I find the movie to be indicative of the great decline of American comedy. There's an important reason why the joke is really not that funny - it's essentially a wholesale mis-use and misinterpretation of the purpose of sex jokes.

Sex jokes are in essence about overthrowing political conventions. This is why such writers as Machiavelli and Beaumarchais (to Jean Renoir) so readily focused on sex-capades as a central way of understanding (and reforming) politics. That's also precisely why Mort Sahl, Lenny Bruce and Richard Pryor were such ground-breaking comics. American comedians previously had worked blue many times (not on TV or radio or movies obviously - but certainly at nightclubs/vaudeville/etc) - Dean Martin's entire comedic schtick was how many women he had slept with. But the previous blue comedy was mostly lifeless and irrelevant until Sahl and Bruce and Pryor combined it with their political understanding, something that had largely been absent from American (stand-up) comedy previously.

The problem with current American comedy is that the lesson most comedians learned from Pryor et al was to work blue and outrageous - but NOT that they needed to be political and real. (I'm not using political in the sense of "make fun of the President's big ears or accent" here).
Thus, the joke is not really shocking precisely because (the vast majority of) these comics do not have a good understanding of where the current political/religious/cultural boundaries are anymore - again, precisely where Pryor and Bruce situated their comedy. I.E. the vast majority of The Aristocrats is fake-outrageousness and not really outrageous at all.

This explains why there are so few comedians now at the forefront of American culture - remember, in the 1950s-1970s, the comedy club had the same level of cultural relevance as the other major institutions of avante-garde culture then: the jazz club, the coffee-house and the university.

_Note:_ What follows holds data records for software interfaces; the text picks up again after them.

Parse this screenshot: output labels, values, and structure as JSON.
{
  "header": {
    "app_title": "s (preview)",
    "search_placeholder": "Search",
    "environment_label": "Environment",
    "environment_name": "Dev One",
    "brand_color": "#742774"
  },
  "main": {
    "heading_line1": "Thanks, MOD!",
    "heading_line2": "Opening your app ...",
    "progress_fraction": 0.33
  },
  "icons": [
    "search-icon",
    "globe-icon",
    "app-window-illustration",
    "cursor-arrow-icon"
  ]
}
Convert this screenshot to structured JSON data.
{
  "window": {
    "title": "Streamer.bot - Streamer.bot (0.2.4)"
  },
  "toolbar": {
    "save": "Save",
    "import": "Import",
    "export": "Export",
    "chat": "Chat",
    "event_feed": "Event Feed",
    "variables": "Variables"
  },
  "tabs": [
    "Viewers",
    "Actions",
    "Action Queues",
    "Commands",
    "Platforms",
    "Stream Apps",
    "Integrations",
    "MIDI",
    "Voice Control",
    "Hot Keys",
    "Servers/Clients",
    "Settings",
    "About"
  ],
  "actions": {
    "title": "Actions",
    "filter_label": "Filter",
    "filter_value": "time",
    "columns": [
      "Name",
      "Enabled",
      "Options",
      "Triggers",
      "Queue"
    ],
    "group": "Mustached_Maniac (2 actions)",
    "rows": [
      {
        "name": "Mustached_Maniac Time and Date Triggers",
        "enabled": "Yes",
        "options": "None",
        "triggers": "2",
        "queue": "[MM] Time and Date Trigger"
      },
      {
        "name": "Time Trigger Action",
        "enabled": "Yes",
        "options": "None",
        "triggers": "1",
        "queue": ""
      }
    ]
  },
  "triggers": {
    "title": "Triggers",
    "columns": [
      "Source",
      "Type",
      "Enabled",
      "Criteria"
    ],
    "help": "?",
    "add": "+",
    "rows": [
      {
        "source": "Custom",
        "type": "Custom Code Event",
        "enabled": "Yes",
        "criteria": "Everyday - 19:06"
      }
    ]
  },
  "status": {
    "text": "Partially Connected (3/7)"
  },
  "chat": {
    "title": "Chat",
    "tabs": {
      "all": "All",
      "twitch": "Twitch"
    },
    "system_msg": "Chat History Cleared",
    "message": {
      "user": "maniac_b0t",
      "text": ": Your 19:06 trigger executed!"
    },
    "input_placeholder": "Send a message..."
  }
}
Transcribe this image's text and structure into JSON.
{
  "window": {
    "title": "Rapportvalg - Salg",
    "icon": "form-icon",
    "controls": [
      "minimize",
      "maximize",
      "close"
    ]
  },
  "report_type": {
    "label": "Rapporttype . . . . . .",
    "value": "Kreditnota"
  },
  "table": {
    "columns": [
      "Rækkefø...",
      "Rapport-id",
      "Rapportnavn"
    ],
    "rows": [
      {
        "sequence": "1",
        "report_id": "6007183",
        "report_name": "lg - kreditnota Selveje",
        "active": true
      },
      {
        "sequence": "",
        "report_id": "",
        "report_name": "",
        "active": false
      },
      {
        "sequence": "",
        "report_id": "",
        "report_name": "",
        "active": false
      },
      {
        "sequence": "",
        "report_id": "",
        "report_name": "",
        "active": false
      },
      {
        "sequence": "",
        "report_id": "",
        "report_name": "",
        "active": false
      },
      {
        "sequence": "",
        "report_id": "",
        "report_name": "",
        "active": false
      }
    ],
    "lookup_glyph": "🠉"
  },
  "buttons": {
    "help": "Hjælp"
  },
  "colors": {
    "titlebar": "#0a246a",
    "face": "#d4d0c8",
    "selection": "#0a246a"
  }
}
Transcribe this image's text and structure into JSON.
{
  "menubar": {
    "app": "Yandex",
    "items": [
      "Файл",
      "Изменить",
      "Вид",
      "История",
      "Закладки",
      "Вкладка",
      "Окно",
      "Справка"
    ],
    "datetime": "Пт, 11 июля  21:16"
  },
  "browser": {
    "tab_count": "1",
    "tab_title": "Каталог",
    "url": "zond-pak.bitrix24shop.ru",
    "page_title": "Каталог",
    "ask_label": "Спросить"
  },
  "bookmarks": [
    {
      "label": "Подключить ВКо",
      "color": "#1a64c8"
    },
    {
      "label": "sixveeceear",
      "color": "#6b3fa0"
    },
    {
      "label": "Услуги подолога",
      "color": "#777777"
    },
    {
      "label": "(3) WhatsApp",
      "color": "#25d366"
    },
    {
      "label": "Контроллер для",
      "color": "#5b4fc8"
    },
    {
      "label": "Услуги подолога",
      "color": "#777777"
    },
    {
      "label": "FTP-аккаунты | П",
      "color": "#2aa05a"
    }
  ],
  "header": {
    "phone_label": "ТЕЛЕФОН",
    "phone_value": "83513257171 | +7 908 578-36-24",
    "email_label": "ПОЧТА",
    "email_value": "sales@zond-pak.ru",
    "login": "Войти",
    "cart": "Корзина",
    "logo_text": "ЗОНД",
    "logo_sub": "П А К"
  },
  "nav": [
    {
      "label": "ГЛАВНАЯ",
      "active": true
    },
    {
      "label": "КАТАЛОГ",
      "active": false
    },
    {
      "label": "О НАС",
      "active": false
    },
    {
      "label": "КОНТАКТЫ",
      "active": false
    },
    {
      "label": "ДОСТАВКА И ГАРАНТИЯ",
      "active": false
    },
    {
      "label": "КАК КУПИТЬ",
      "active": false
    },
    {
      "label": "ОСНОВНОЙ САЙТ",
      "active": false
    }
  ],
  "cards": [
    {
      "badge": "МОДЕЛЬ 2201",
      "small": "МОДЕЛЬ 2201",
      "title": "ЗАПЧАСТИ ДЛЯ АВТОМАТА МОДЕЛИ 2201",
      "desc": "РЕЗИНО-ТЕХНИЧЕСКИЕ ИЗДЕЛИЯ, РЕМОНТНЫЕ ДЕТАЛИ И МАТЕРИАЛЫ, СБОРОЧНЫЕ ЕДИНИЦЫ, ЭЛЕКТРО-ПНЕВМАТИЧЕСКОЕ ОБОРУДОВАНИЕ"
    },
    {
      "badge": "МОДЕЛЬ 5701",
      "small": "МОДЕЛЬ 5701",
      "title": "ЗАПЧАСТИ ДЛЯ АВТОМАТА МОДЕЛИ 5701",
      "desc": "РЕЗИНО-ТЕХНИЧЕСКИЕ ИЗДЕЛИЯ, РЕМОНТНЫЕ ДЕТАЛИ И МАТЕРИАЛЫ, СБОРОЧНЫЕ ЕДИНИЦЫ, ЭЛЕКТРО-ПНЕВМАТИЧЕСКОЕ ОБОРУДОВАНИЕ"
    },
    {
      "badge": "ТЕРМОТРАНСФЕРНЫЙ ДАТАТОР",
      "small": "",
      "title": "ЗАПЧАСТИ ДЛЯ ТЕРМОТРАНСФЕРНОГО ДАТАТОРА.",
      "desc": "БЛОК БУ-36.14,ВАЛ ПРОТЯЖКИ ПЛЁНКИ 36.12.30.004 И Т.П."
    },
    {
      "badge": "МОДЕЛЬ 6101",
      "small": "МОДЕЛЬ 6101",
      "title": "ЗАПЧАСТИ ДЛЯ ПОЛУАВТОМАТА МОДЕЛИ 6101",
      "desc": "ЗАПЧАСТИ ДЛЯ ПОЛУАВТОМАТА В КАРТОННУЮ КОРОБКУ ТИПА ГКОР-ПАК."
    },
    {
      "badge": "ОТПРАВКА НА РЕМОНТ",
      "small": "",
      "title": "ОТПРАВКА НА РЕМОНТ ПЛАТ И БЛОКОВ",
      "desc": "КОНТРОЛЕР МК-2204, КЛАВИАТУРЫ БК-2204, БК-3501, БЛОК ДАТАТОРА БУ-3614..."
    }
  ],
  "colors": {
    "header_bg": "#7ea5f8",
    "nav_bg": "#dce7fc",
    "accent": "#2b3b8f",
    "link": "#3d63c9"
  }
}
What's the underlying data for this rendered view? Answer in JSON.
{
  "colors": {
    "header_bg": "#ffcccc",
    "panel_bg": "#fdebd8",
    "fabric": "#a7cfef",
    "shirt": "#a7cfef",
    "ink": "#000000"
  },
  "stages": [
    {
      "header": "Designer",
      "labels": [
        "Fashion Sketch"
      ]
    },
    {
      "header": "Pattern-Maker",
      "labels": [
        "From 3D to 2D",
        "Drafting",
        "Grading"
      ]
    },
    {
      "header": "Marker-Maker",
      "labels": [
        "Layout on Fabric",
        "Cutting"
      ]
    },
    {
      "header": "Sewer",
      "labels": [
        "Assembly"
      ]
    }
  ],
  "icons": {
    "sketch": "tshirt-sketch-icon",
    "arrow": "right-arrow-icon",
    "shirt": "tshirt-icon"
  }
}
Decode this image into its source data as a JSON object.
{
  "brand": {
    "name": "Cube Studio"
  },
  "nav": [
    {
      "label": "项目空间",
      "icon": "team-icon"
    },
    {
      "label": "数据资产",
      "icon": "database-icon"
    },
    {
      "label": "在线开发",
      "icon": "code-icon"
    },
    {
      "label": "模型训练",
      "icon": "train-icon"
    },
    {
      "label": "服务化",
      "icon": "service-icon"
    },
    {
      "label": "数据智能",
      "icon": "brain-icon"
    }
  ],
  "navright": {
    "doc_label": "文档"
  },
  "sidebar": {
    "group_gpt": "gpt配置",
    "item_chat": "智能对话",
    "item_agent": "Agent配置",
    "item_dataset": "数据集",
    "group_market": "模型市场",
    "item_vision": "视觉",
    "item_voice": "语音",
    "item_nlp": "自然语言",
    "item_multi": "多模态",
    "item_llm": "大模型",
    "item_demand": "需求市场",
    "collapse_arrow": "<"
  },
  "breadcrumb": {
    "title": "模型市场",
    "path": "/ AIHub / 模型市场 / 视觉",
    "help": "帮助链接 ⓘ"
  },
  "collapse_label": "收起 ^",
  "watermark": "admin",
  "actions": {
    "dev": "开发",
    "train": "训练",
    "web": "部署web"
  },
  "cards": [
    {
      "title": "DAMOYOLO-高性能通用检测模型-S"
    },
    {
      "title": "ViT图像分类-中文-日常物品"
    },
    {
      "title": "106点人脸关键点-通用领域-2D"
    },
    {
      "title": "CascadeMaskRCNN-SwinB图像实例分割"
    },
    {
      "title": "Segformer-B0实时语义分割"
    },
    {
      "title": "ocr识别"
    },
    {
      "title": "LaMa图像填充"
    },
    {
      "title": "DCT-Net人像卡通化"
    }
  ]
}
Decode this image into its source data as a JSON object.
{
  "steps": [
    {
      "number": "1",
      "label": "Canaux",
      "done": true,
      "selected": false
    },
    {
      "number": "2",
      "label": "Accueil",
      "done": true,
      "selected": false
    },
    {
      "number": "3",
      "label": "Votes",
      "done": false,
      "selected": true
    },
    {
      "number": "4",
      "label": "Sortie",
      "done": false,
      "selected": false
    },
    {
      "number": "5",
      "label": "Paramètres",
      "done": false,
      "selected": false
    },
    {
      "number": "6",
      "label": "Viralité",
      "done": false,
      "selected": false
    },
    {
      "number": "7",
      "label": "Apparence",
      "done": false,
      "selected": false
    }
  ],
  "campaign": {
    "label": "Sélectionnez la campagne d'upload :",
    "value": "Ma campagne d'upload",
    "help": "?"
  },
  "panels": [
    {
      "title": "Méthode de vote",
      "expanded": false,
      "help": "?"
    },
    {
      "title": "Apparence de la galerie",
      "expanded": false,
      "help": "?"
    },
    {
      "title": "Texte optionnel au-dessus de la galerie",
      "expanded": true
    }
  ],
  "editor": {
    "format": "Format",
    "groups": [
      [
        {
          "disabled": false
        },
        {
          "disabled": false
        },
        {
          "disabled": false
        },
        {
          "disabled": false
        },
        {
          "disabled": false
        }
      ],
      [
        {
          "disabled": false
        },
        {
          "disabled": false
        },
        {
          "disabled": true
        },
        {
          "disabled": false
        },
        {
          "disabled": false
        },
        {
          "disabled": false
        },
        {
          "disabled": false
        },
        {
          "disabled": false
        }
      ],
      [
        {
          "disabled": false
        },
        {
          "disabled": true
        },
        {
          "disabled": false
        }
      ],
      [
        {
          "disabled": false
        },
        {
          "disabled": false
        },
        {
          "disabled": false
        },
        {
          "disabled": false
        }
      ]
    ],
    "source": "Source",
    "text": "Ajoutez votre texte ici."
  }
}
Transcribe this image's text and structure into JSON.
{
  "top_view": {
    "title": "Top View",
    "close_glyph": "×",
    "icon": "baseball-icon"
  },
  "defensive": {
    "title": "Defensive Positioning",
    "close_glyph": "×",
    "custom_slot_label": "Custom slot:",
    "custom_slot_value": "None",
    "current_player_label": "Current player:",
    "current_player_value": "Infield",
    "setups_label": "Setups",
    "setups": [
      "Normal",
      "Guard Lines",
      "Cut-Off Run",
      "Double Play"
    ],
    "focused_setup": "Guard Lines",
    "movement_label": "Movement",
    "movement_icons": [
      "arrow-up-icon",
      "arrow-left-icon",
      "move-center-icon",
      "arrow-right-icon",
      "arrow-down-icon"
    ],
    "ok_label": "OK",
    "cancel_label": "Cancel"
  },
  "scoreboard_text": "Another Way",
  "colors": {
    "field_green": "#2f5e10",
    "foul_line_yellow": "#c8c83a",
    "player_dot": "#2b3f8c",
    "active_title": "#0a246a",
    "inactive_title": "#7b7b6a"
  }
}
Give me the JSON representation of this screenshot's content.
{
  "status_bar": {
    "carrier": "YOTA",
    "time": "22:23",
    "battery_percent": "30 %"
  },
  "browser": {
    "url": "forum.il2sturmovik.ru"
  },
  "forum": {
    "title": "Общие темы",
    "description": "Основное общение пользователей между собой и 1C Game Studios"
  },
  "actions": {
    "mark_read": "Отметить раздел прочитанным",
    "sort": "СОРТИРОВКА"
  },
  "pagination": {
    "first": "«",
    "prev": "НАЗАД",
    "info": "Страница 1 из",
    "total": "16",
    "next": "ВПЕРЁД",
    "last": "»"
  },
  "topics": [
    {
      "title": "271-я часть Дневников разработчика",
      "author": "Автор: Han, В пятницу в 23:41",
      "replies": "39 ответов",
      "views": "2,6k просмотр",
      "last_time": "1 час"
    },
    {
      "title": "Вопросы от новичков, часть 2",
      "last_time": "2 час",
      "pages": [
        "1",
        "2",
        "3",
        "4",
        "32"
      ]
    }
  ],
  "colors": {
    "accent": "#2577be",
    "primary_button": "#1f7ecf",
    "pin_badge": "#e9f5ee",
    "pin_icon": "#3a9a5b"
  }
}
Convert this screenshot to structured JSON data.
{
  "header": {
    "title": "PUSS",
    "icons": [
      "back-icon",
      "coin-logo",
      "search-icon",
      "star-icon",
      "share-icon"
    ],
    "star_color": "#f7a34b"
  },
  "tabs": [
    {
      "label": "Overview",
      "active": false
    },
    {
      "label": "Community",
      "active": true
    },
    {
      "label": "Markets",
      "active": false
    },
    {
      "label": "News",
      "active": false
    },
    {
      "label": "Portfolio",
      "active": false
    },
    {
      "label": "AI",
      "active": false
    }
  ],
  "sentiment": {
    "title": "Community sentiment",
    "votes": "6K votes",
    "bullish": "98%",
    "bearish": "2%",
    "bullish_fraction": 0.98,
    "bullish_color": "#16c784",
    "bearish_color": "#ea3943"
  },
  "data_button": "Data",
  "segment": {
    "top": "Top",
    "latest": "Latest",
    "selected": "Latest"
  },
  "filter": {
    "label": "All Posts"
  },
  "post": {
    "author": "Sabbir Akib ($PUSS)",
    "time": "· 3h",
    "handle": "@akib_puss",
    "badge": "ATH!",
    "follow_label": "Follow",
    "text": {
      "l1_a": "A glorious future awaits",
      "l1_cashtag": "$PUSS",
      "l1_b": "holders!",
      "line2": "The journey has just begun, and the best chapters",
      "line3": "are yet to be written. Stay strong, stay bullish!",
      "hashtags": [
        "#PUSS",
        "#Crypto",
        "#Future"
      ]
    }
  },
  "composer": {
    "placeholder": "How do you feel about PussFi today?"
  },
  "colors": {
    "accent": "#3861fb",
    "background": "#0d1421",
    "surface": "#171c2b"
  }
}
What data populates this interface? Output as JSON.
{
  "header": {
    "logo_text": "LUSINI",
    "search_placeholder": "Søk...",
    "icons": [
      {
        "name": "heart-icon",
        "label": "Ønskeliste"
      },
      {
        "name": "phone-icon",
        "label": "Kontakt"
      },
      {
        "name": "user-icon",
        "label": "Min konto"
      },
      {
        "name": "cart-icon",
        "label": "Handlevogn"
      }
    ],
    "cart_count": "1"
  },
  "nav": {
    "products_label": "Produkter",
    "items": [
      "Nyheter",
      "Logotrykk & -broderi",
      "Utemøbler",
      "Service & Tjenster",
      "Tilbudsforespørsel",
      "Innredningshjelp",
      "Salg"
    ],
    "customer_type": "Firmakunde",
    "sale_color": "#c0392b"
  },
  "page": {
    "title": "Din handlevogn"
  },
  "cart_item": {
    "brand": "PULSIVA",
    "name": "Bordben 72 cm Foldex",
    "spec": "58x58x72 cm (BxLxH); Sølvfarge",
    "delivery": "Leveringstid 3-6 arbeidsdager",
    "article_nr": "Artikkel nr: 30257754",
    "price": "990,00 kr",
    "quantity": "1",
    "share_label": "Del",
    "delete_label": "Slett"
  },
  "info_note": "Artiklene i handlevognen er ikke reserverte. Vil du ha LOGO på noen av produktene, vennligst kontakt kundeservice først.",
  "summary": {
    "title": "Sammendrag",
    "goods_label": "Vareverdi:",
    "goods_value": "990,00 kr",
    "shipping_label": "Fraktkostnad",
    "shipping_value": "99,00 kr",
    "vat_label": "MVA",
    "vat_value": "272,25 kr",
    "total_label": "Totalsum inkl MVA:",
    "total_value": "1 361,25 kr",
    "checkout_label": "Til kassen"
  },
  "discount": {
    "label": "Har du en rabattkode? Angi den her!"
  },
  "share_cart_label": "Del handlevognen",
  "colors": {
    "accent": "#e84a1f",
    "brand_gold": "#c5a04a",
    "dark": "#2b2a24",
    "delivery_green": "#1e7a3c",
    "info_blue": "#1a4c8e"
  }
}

Indeed, since so many comedy clubs also functioned as jazz clubs and coffee-houses themselves AND many comedy clubs were located within easy reaches of universities (Hungry I near Berkeley, Bitter End near NYU, Second City near University of Chicago), all of these institutions effectively were the same.

The few comedians who do retain some aspects of the genius of Pryor and Bruce are precisely those who have remained political - Chris Rock, Dave Chappelle and Margaret Cho. Most of the rest - including the vast majority of even the well-known comics - are essentially still doing "please, take my wife (now updated to girlfriend/boyfriend/S&M partner)"/"don't you hate flying?"/"kids these days" routines that were already traditional by the 1930s, if not long before.